- **WORK INSTRUCTIONS**:
Give back the full data character for character.

====== ENTRIES SHOWN ======

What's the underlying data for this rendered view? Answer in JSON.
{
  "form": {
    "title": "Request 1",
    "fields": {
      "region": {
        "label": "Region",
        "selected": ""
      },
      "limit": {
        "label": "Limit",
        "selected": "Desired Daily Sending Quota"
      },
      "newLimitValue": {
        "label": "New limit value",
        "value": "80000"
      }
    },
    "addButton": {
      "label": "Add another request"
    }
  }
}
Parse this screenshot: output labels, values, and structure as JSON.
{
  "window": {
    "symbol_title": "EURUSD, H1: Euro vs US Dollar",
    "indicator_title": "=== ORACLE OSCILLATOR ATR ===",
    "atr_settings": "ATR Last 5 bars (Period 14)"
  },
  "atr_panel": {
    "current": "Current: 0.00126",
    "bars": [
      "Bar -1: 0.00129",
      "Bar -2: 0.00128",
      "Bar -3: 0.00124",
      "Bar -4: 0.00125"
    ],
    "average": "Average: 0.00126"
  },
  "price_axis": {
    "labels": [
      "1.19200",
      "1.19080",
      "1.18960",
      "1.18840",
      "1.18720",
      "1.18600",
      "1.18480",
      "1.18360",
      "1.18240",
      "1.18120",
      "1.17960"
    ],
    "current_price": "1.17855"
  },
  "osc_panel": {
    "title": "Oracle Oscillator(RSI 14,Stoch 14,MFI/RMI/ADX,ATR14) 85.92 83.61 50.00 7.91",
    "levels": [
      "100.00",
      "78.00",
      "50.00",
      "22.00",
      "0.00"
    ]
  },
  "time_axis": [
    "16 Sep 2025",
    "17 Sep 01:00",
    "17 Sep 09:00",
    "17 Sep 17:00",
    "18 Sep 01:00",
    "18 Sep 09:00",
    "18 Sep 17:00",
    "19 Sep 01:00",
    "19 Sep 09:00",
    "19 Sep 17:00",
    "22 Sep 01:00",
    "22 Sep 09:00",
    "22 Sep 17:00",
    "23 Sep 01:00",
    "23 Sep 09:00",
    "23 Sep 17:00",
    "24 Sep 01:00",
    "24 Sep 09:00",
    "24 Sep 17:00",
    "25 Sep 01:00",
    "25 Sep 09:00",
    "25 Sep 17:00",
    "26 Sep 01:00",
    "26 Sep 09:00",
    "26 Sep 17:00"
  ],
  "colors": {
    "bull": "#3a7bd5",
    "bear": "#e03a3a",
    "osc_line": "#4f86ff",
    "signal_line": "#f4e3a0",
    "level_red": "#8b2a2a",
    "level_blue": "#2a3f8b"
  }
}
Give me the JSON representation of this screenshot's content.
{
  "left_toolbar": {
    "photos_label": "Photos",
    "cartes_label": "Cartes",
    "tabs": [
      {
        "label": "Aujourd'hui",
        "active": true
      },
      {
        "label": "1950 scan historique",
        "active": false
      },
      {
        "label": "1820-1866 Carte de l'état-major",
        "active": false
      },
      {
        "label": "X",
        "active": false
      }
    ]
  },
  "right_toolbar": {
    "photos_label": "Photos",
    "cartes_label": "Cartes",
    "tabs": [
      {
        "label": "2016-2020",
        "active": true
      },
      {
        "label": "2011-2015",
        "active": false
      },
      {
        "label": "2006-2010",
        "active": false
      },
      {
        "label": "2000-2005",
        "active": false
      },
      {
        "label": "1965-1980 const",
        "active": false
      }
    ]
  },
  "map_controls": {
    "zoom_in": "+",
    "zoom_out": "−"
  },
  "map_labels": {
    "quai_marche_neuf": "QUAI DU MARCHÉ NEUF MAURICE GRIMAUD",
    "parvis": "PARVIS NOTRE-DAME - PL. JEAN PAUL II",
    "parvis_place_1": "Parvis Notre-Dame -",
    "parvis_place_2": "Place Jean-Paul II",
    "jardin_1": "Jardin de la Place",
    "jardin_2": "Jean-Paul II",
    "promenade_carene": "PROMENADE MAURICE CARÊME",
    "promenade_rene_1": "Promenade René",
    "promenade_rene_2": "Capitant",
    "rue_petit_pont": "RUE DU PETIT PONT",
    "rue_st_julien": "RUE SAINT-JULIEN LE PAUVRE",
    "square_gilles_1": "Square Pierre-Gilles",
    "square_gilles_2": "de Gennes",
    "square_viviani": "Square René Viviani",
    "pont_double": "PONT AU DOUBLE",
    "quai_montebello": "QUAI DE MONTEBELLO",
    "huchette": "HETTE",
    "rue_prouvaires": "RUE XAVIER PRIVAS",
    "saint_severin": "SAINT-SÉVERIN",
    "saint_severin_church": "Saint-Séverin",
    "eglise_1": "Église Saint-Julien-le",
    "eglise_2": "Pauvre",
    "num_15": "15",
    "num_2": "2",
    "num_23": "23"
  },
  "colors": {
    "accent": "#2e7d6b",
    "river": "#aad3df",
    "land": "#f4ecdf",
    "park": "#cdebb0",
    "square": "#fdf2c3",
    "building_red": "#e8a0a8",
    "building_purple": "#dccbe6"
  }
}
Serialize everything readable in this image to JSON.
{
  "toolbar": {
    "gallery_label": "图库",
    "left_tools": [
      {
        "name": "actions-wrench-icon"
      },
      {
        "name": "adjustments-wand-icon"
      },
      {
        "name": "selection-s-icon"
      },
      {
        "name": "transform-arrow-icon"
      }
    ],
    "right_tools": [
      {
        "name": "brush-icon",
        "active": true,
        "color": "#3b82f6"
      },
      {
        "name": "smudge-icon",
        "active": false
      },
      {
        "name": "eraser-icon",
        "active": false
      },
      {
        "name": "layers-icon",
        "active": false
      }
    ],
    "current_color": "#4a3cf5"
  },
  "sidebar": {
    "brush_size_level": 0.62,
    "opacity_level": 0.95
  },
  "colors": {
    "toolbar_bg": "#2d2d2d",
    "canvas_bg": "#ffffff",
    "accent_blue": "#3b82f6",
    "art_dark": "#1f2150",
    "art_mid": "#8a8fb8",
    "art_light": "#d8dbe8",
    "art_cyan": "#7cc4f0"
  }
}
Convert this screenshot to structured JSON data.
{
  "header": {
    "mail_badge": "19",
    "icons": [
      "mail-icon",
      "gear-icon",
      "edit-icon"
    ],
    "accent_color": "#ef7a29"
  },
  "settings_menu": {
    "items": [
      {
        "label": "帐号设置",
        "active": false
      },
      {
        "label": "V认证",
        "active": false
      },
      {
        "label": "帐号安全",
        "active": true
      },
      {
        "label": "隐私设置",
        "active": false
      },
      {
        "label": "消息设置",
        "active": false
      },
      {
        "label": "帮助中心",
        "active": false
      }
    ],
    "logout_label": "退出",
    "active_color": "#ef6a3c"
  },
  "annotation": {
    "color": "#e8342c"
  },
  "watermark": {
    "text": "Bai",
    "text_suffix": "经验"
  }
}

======

- **ANSWER SPACE**:
What's the underlying data for this rendered view? Answer in JSON.
{
  "form": {
    "title": "Request 1",
    "fields": {
      "region": {
        "label": "Region",
        "selected": ""
      },
      "limit": {
        "label": "Limit",
        "selected": "Desired Daily Sending Quota"
      },
      "newLimitValue": {
        "label": "New limit value",
        "value": "80000"
      }
    },
    "addButton": {
      "label": "Add another request"
    }
  }
}
Parse this screenshot: output labels, values, and structure as JSON.
{
  "window": {
    "symbol_title": "EURUSD, H1: Euro vs US Dollar",
    "indicator_title": "=== ORACLE OSCILLATOR ATR ===",
    "atr_settings": "ATR Last 5 bars (Period 14)"
  },
  "atr_panel": {
    "current": "Current: 0.00126",
    "bars": [
      "Bar -1: 0.00129",
      "Bar -2: 0.00128",
      "Bar -3: 0.00124",
      "Bar -4: 0.00125"
    ],
    "average": "Average: 0.00126"
  },
  "price_axis": {
    "labels": [
      "1.19200",
      "1.19080",
      "1.18960",
      "1.18840",
      "1.18720",
      "1.18600",
      "1.18480",
      "1.18360",
      "1.18240",
      "1.18120",
      "1.17960"
    ],
    "current_price": "1.17855"
  },
  "osc_panel": {
    "title": "Oracle Oscillator(RSI 14,Stoch 14,MFI/RMI/ADX,ATR14) 85.92 83.61 50.00 7.91",
    "levels": [
      "100.00",
      "78.00",
      "50.00",
      "22.00",
      "0.00"
    ]
  },
  "time_axis": [
    "16 Sep 2025",
    "17 Sep 01:00",
    "17 Sep 09:00",
    "17 Sep 17:00",
    "18 Sep 01:00",
    "18 Sep 09:00",
    "18 Sep 17:00",
    "19 Sep 01:00",
    "19 Sep 09:00",
    "19 Sep 17:00",
    "22 Sep 01:00",
    "22 Sep 09:00",
    "22 Sep 17:00",
    "23 Sep 01:00",
    "23 Sep 09:00",
    "23 Sep 17:00",
    "24 Sep 01:00",
    "24 Sep 09:00",
    "24 Sep 17:00",
    "25 Sep 01:00",
    "25 Sep 09:00",
    "25 Sep 17:00",
    "26 Sep 01:00",
    "26 Sep 09:00",
    "26 Sep 17:00"
  ],
  "colors": {
    "bull": "#3a7bd5",
    "bear": "#e03a3a",
    "osc_line": "#4f86ff",
    "signal_line": "#f4e3a0",
    "level_red": "#8b2a2a",
    "level_blue": "#2a3f8b"
  }
}
Give me the JSON representation of this screenshot's content.
{
  "left_toolbar": {
    "photos_label": "Photos",
    "cartes_label": "Cartes",
    "tabs": [
      {
        "label": "Aujourd'hui",
        "active": true
      },
      {
        "label": "1950 scan historique",
        "active": false
      },
      {
        "label": "1820-1866 Carte de l'état-major",
        "active": false
      },
      {
        "label": "X",
        "active": false
      }
    ]
  },
  "right_toolbar": {
    "photos_label": "Photos",
    "cartes_label": "Cartes",
    "tabs": [
      {
        "label": "2016-2020",
        "active": true
      },
      {
        "label": "2011-2015",
        "active": false
      },
      {
        "label": "2006-2010",
        "active": false
      },
      {
        "label": "2000-2005",
        "active": false
      },
      {
        "label": "1965-1980 const",
        "active": false
      }
    ]
  },
  "map_controls": {
    "zoom_in": "+",
    "zoom_out": "−"
  },
  "map_labels": {
    "quai_marche_neuf": "QUAI DU MARCHÉ NEUF MAURICE GRIMAUD",
    "parvis": "PARVIS NOTRE-DAME - PL. JEAN PAUL II",
    "parvis_place_1": "Parvis Notre-Dame -",
    "parvis_place_2": "Place Jean-Paul II",
    "jardin_1": "Jardin de la Place",
    "jardin_2": "Jean-Paul II",
    "promenade_carene": "PROMENADE MAURICE CARÊME",
    "promenade_rene_1": "Promenade René",
    "promenade_rene_2": "Capitant",
    "rue_petit_pont": "RUE DU PETIT PONT",
    "rue_st_julien": "RUE SAINT-JULIEN LE PAUVRE",
    "square_gilles_1": "Square Pierre-Gilles",
    "square_gilles_2": "de Gennes",
    "square_viviani": "Square René Viviani",
    "pont_double": "PONT AU DOUBLE",
    "quai_montebello": "QUAI DE MONTEBELLO",
    "huchette": "HETTE",
    "rue_prouvaires": "RUE XAVIER PRIVAS",
    "saint_severin": "SAINT-SÉVERIN",
    "saint_severin_church": "Saint-Séverin",
    "eglise_1": "Église Saint-Julien-le",
    "eglise_2": "Pauvre",
    "num_15": "15",
    "num_2": "2",
    "num_23": "23"
  },
  "colors": {
    "accent": "#2e7d6b",
    "river": "#aad3df",
    "land": "#f4ecdf",
    "park": "#cdebb0",
    "square": "#fdf2c3",
    "building_red": "#e8a0a8",
    "building_purple": "#dccbe6"
  }
}
Serialize everything readable in this image to JSON.
{
  "toolbar": {
    "gallery_label": "图库",
    "left_tools": [
      {
        "name": "actions-wrench-icon"
      },
      {
        "name": "adjustments-wand-icon"
      },
      {
        "name": "selection-s-icon"
      },
      {
        "name": "transform-arrow-icon"
      }
    ],
    "right_tools": [
      {
        "name": "brush-icon",
        "active": true,
        "color": "#3b82f6"
      },
      {
        "name": "smudge-icon",
        "active": false
      },
      {
        "name": "eraser-icon",
        "active": false
      },
      {
        "name": "layers-icon",
        "active": false
      }
    ],
    "current_color": "#4a3cf5"
  },
  "sidebar": {
    "brush_size_level": 0.62,
    "opacity_level": 0.95
  },
  "colors": {
    "toolbar_bg": "#2d2d2d",
    "canvas_bg": "#ffffff",
    "accent_blue": "#3b82f6",
    "art_dark": "#1f2150",
    "art_mid": "#8a8fb8",
    "art_light": "#d8dbe8",
    "art_cyan": "#7cc4f0"
  }
}
Convert this screenshot to structured JSON data.
{
  "header": {
    "mail_badge": "19",
    "icons": [
      "mail-icon",
      "gear-icon",
      "edit-icon"
    ],
    "accent_color": "#ef7a29"
  },
  "settings_menu": {
    "items": [
      {
        "label": "帐号设置",
        "active": false
      },
      {
        "label": "V认证",
        "active": false
      },
      {
        "label": "帐号安全",
        "active": true
      },
      {
        "label": "隐私设置",
        "active": false
      },
      {
        "label": "消息设置",
        "active": false
      },
      {
        "label": "帮助中心",
        "active": false
      }
    ],
    "logout_label": "退出",
    "active_color": "#ef6a3c"
  },
  "annotation": {
    "color": "#e8342c"
  },
  "watermark": {
    "text": "Bai",
    "text_suffix": "经验"
  }
}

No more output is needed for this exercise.